# Given records

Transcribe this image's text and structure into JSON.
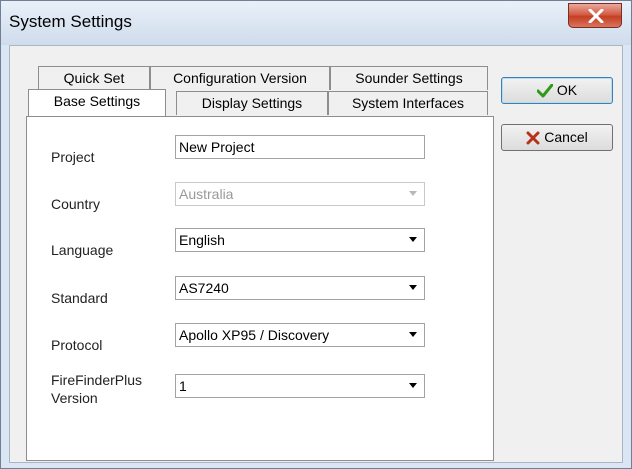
{
  "window": {
    "title": "System Settings"
  },
  "tabs": {
    "row1": [
      "Quick Set",
      "Configuration Version",
      "Sounder Settings"
    ],
    "row2": [
      "Base Settings",
      "Display Settings",
      "System Interfaces"
    ],
    "active": "Base Settings"
  },
  "form": {
    "project": {
      "label": "Project",
      "value": "New Project"
    },
    "country": {
      "label": "Country",
      "value": "Australia",
      "disabled": true
    },
    "language": {
      "label": "Language",
      "value": "English"
    },
    "standard": {
      "label": "Standard",
      "value": "AS7240"
    },
    "protocol": {
      "label": "Protocol",
      "value": "Apollo XP95 / Discovery"
    },
    "version": {
      "label": "FireFinderPlus Version",
      "value": "1"
    }
  },
  "buttons": {
    "ok": "OK",
    "cancel": "Cancel"
  },
  "icons": {
    "close": "close-icon",
    "ok": "checkmark-icon",
    "cancel": "x-mark-icon",
    "dropdown": "chevron-down-icon"
  },
  "colors": {
    "close_button": "#c7482c",
    "ok_check": "#2f9a17",
    "cancel_x": "#b5321b"
  }
}
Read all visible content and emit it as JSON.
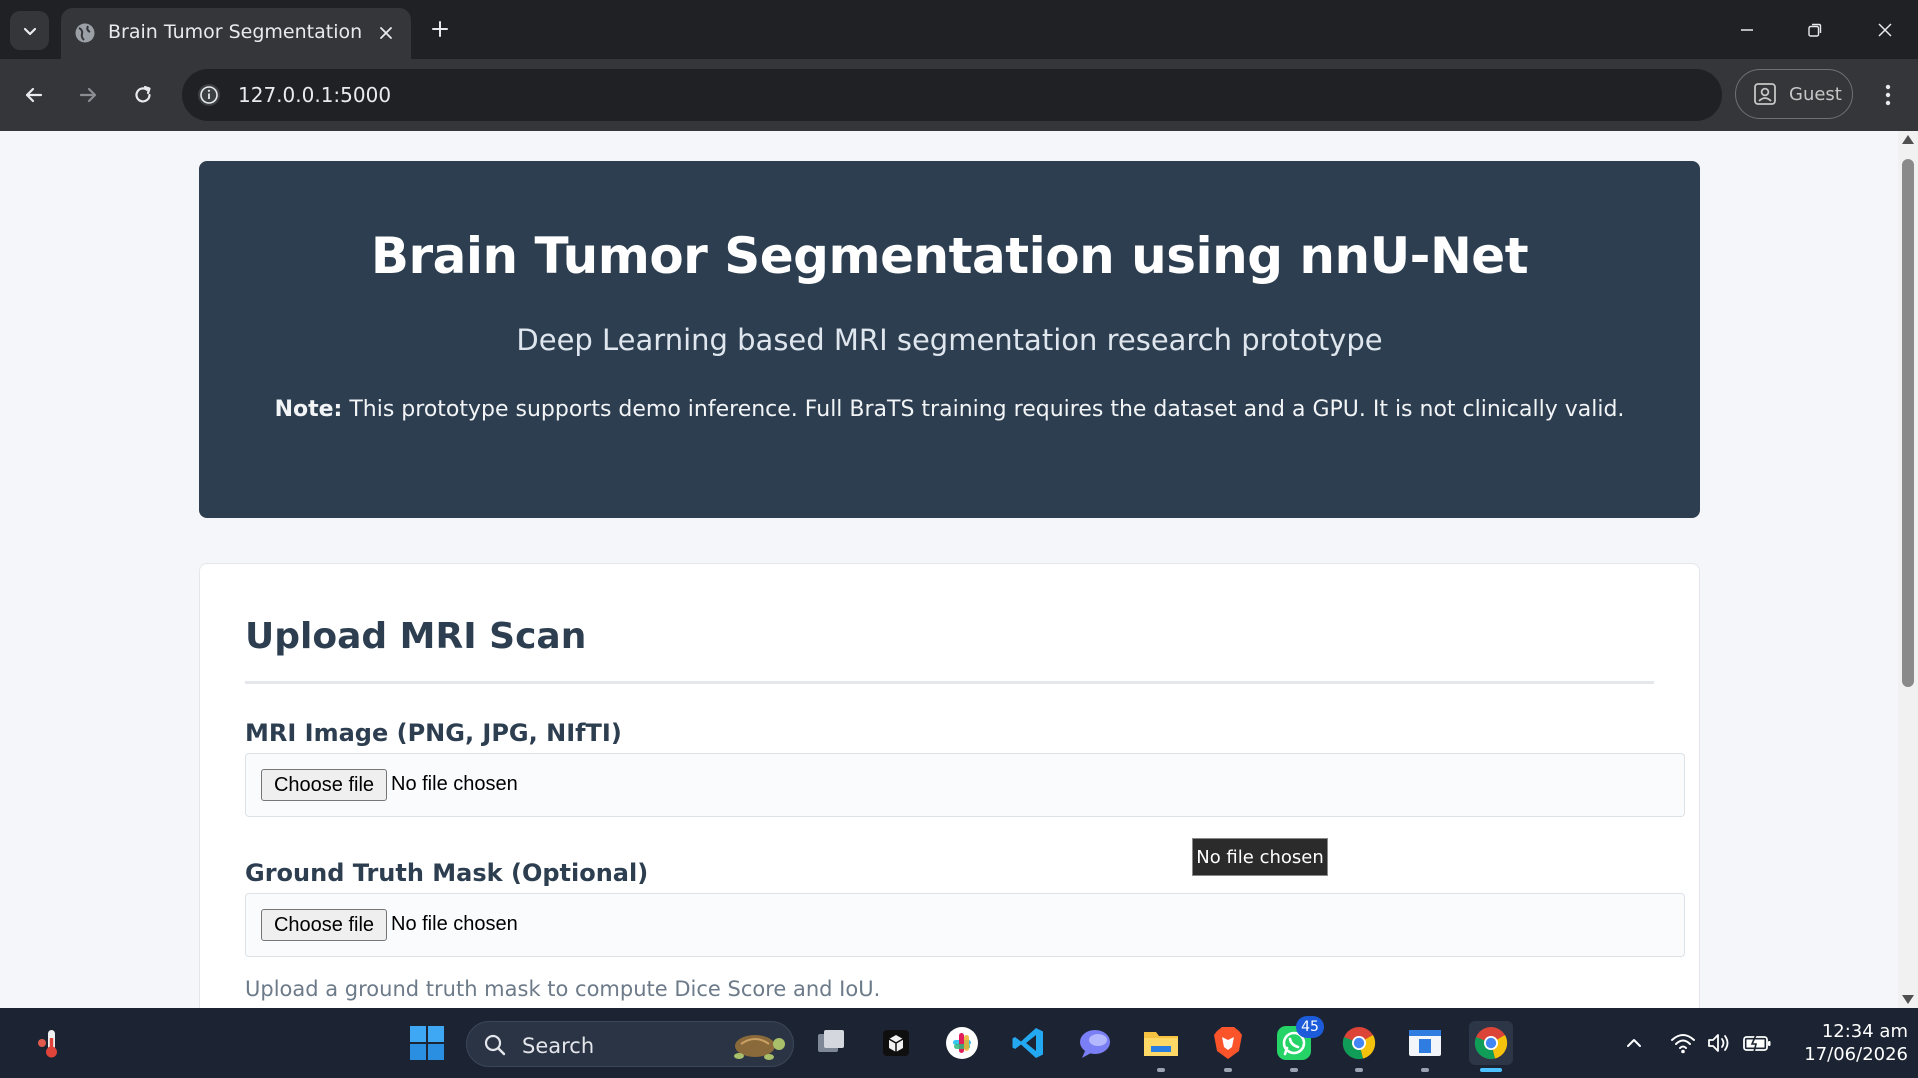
{
  "browser": {
    "tab_title": "Brain Tumor Segmentation",
    "url": "127.0.0.1:5000",
    "profile_label": "Guest"
  },
  "page": {
    "header": {
      "title": "Brain Tumor Segmentation using nnU-Net",
      "subtitle": "Deep Learning based MRI segmentation research prototype",
      "note_label": "Note:",
      "note_text": " This prototype supports demo inference. Full BraTS training requires the dataset and a GPU. It is not clinically valid.",
      "background_color": "#2c3e50"
    },
    "upload": {
      "heading": "Upload MRI Scan",
      "mri_field": {
        "label": "MRI Image (PNG, JPG, NIfTI)",
        "button_label": "Choose file",
        "status": "No file chosen"
      },
      "mask_field": {
        "label": "Ground Truth Mask (Optional)",
        "button_label": "Choose file",
        "status": "No file chosen"
      },
      "hint": "Upload a ground truth mask to compute Dice Score and IoU."
    },
    "tooltip": "No file chosen"
  },
  "taskbar": {
    "search_label": "Search",
    "whatsapp_badge": "45",
    "clock_time": "12:34 am",
    "clock_date": "17/06/2026",
    "accent_color": "#4cc2ff"
  }
}
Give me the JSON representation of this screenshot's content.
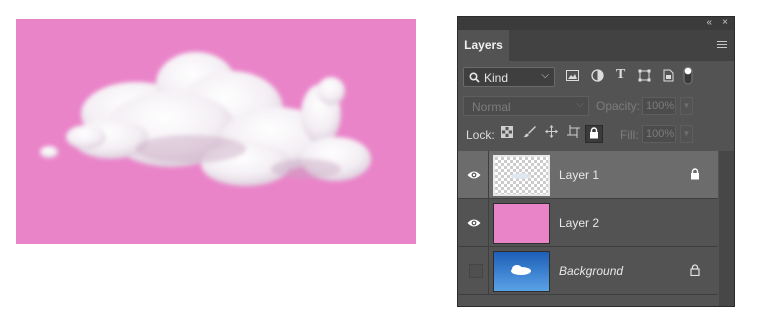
{
  "canvas": {
    "background": "#ea84c9",
    "cloud_color": "#ffffff"
  },
  "panel": {
    "header_controls": {
      "collapse": "«",
      "close": "×"
    },
    "tab": "Layers",
    "filter": {
      "kind_label": "Kind"
    },
    "blend": {
      "mode": "Normal",
      "opacity_label": "Opacity:",
      "opacity_value": "100%"
    },
    "lock": {
      "label": "Lock:",
      "fill_label": "Fill:",
      "fill_value": "100%"
    },
    "layers": [
      {
        "name": "Layer 1",
        "visible": true,
        "selected": true,
        "locked": true,
        "thumbnail": "transparent-cloud"
      },
      {
        "name": "Layer 2",
        "visible": true,
        "selected": false,
        "locked": false,
        "thumbnail": "pink-fill"
      },
      {
        "name": "Background",
        "visible": false,
        "selected": false,
        "locked": true,
        "thumbnail": "sky-cloud"
      }
    ]
  },
  "colors": {
    "panel_bg": "#535353",
    "selected_row": "#6c6c6c",
    "pink": "#ea84c9"
  }
}
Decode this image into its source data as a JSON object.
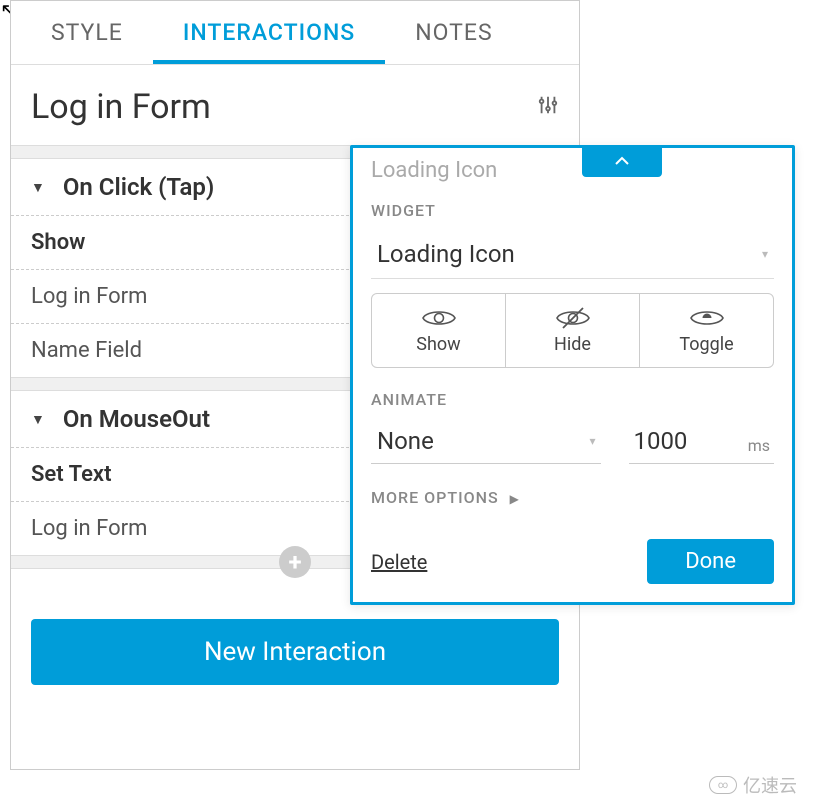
{
  "tabs": {
    "style": "STYLE",
    "interactions": "INTERACTIONS",
    "notes": "NOTES"
  },
  "panel": {
    "title": "Log in Form"
  },
  "events": [
    {
      "trigger": "On Click (Tap)",
      "action": "Show",
      "targets": [
        "Log in Form",
        "Name Field"
      ]
    },
    {
      "trigger": "On MouseOut",
      "action": "Set Text",
      "targets": [
        "Log in Form"
      ]
    }
  ],
  "new_interaction_label": "New Interaction",
  "popup": {
    "header_hint": "Loading Icon",
    "widget_label": "WIDGET",
    "widget_value": "Loading Icon",
    "visibility": {
      "show": "Show",
      "hide": "Hide",
      "toggle": "Toggle"
    },
    "animate_label": "ANIMATE",
    "animate_value": "None",
    "duration_value": "1000",
    "duration_unit": "ms",
    "more_options": "MORE OPTIONS",
    "delete": "Delete",
    "done": "Done"
  },
  "watermark": "亿速云"
}
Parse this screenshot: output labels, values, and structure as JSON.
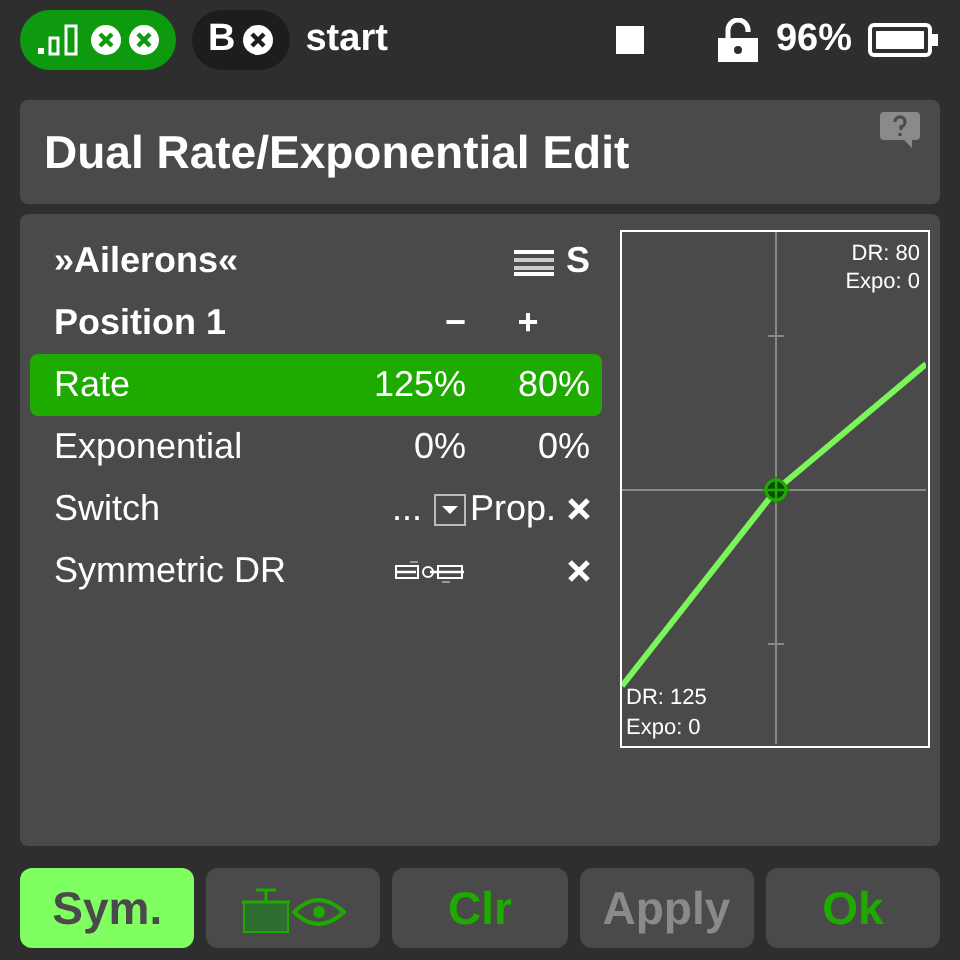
{
  "status_bar": {
    "trainer": "B",
    "model": "start",
    "battery": "96%"
  },
  "title": "Dual Rate/Exponential Edit",
  "function": "»Ailerons«",
  "function_tag": "S",
  "header": {
    "label": "Position 1",
    "minus": "−",
    "plus": "+"
  },
  "rows": [
    {
      "kind": "values",
      "label": "Rate",
      "minus": "125%",
      "plus": "80%",
      "selected": true
    },
    {
      "kind": "values",
      "label": "Exponential",
      "minus": "0%",
      "plus": "0%",
      "selected": false
    },
    {
      "kind": "switch",
      "label": "Switch",
      "minus": "...",
      "plus": "Prop.",
      "selected": false
    },
    {
      "kind": "symmetric",
      "label": "Symmetric DR",
      "selected": false
    }
  ],
  "graph": {
    "top_dr": "DR: 80",
    "top_expo": "Expo: 0",
    "bottom_dr": "DR: 125",
    "bottom_expo": "Expo: 0"
  },
  "buttons": [
    {
      "kind": "text",
      "label": "Sym.",
      "selected": true,
      "disabled": false
    },
    {
      "kind": "icon",
      "selected": false
    },
    {
      "kind": "text",
      "label": "Clr",
      "selected": false,
      "disabled": false
    },
    {
      "kind": "text",
      "label": "Apply",
      "selected": false,
      "disabled": true
    },
    {
      "kind": "text",
      "label": "Ok",
      "selected": false,
      "disabled": false
    }
  ]
}
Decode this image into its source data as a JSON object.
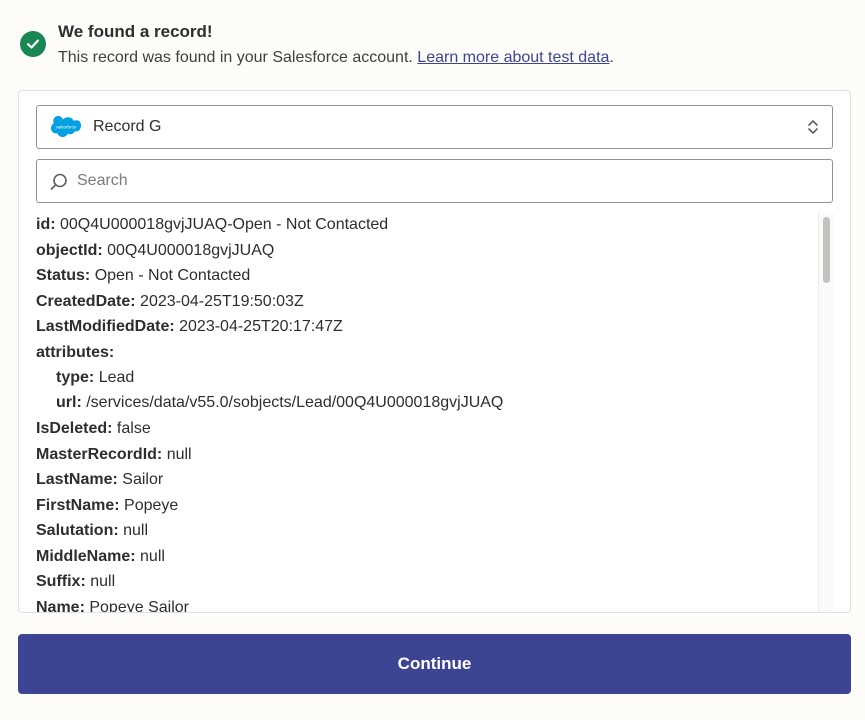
{
  "banner": {
    "title": "We found a record!",
    "body": "This record was found in your Salesforce account.",
    "link": "Learn more about test data",
    "trailing": ".",
    "icon": "check-circle-icon",
    "success_color": "#198754"
  },
  "select": {
    "icon": "salesforce-logo-icon",
    "logo_text": "salesforce",
    "value": "Record G",
    "caret_icon": "chevron-up-down-icon"
  },
  "search": {
    "placeholder": "Search",
    "value": "",
    "icon": "search-icon"
  },
  "record": [
    {
      "key": "id:",
      "value": "00Q4U000018gvjJUAQ-Open - Not Contacted"
    },
    {
      "key": "objectId:",
      "value": "00Q4U000018gvjJUAQ"
    },
    {
      "key": "Status:",
      "value": "Open - Not Contacted"
    },
    {
      "key": "CreatedDate:",
      "value": "2023-04-25T19:50:03Z"
    },
    {
      "key": "LastModifiedDate:",
      "value": "2023-04-25T20:17:47Z"
    },
    {
      "key": "attributes:",
      "value": ""
    },
    {
      "key": "type:",
      "value": "Lead"
    },
    {
      "key": "url:",
      "value": "/services/data/v55.0/sobjects/Lead/00Q4U000018gvjJUAQ"
    },
    {
      "key": "IsDeleted:",
      "value": "false"
    },
    {
      "key": "MasterRecordId:",
      "value": "null"
    },
    {
      "key": "LastName:",
      "value": "Sailor"
    },
    {
      "key": "FirstName:",
      "value": "Popeye"
    },
    {
      "key": "Salutation:",
      "value": "null"
    },
    {
      "key": "MiddleName:",
      "value": "null"
    },
    {
      "key": "Suffix:",
      "value": "null"
    },
    {
      "key": "Name:",
      "value": "Popeye Sailor"
    }
  ],
  "continue_label": "Continue",
  "colors": {
    "accent": "#3d4592",
    "background": "#fdfcf8",
    "salesforce_blue": "#00a1e0"
  }
}
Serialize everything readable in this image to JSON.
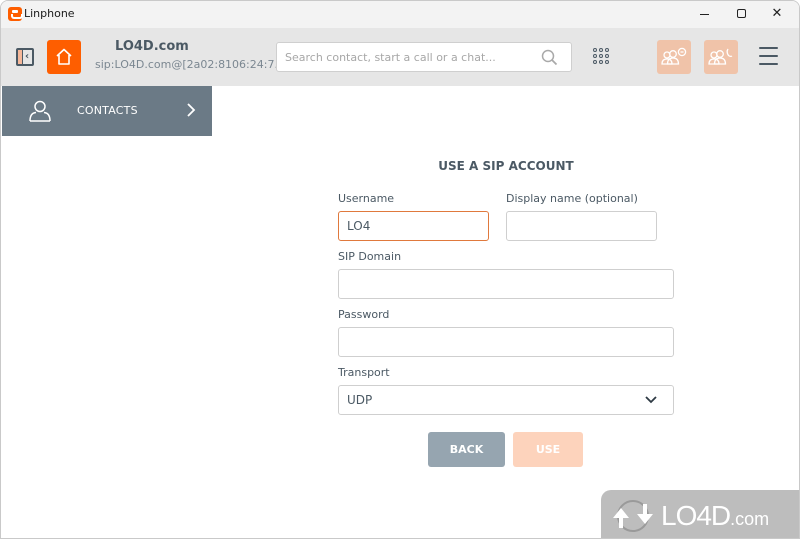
{
  "window": {
    "title": "Linphone",
    "controls": [
      "minimize",
      "maximize",
      "close"
    ]
  },
  "toolbar": {
    "account_name": "LO4D.com",
    "account_sip": "sip:LO4D.com@[2a02:8106:24:7...",
    "search_placeholder": "Search contact, start a call or a chat...",
    "icons": [
      "collapse-sidebar-icon",
      "home-icon",
      "search-icon",
      "dialpad-icon",
      "conference-chat-icon",
      "conference-call-icon",
      "hamburger-menu-icon"
    ]
  },
  "sidebar": {
    "contacts_label": "CONTACTS"
  },
  "form": {
    "title": "USE A SIP ACCOUNT",
    "username_label": "Username",
    "username_value": "LO4",
    "display_name_label": "Display name (optional)",
    "display_name_value": "",
    "sip_domain_label": "SIP Domain",
    "sip_domain_value": "",
    "password_label": "Password",
    "password_value": "",
    "transport_label": "Transport",
    "transport_value": "UDP",
    "back_label": "BACK",
    "use_label": "USE"
  },
  "colors": {
    "accent": "#fe5e00",
    "accent_disabled": "#fdd3bc",
    "sidebar": "#6b7a86",
    "back_button": "#96a5b0",
    "text": "#4b5964"
  },
  "watermark": {
    "text": "LO4D",
    "suffix": ".com"
  }
}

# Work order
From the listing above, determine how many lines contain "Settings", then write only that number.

# Answer to the exercise
5